◆ DATA EXTRACTS
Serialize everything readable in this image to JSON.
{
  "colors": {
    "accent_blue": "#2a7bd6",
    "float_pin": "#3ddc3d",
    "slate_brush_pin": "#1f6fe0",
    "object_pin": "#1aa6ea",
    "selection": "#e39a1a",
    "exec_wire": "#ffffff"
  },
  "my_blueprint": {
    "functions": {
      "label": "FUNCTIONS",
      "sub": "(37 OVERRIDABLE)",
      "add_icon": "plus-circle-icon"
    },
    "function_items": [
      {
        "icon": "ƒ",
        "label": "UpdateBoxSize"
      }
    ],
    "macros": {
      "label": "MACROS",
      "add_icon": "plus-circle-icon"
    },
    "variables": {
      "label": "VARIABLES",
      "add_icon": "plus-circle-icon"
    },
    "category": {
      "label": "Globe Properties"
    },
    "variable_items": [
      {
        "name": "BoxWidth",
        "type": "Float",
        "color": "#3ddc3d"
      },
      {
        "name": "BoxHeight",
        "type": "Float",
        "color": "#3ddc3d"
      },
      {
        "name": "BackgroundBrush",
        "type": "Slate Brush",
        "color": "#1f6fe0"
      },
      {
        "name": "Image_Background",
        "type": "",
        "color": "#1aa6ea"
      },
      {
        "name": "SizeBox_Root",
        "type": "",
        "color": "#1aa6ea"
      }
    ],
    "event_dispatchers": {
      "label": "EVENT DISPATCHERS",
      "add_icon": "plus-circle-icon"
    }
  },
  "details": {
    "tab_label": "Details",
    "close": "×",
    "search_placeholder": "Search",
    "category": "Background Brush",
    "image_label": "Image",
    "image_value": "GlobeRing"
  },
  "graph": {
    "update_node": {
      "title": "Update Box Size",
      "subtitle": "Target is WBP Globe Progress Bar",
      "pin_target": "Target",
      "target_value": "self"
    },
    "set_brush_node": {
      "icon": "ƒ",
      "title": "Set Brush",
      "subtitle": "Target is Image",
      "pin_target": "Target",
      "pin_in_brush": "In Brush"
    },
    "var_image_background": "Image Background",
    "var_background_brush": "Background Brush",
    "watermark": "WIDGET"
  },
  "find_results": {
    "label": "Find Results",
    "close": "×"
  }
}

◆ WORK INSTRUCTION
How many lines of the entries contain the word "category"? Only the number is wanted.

◆ EXERCISE OUTPUT
2